*TASK DIRECTIONS:*
Collect all lines below with the string "Less".

:: TASK MATERIAL

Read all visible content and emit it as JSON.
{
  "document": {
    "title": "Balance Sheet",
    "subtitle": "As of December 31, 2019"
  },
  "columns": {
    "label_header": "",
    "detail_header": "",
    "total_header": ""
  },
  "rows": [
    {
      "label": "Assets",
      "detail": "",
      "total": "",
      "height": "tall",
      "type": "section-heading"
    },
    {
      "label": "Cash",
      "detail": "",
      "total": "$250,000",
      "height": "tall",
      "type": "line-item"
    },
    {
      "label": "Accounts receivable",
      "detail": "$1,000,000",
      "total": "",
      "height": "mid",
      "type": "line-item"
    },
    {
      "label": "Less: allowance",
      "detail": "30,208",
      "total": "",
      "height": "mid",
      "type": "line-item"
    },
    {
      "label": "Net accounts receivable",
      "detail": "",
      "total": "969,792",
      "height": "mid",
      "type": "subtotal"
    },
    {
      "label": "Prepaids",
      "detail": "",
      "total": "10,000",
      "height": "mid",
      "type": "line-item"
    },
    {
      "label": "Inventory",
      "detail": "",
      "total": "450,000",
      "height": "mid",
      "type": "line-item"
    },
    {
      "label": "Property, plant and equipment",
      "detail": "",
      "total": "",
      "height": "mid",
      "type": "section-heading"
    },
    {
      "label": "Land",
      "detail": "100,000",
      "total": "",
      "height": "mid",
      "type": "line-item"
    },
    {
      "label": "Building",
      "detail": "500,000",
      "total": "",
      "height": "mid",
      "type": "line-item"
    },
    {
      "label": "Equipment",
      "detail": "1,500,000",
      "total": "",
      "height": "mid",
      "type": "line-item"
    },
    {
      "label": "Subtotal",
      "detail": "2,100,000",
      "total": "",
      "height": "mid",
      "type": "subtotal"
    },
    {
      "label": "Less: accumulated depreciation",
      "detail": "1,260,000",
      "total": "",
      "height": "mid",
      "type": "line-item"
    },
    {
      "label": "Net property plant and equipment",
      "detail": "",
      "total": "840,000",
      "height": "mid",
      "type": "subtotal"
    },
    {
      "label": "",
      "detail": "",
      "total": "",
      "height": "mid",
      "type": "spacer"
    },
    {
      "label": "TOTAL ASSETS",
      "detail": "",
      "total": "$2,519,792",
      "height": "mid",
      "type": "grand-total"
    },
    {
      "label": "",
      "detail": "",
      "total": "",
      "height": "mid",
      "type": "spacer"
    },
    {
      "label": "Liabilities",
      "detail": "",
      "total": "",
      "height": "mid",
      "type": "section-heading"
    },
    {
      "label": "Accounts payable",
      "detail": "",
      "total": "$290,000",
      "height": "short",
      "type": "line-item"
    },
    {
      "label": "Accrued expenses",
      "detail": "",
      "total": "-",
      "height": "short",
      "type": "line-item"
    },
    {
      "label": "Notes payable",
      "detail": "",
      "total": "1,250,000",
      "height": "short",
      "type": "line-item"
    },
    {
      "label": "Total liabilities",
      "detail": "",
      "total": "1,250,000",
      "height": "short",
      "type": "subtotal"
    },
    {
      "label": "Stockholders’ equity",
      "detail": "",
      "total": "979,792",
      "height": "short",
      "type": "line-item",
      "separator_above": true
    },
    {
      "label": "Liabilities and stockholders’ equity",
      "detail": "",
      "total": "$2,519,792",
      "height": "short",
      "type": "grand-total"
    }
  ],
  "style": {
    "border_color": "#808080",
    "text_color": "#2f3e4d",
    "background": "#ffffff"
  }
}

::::

*TASK ANSWER:*
      "label": "Less: allowance",
      "label": "Less: accumulated depreciation",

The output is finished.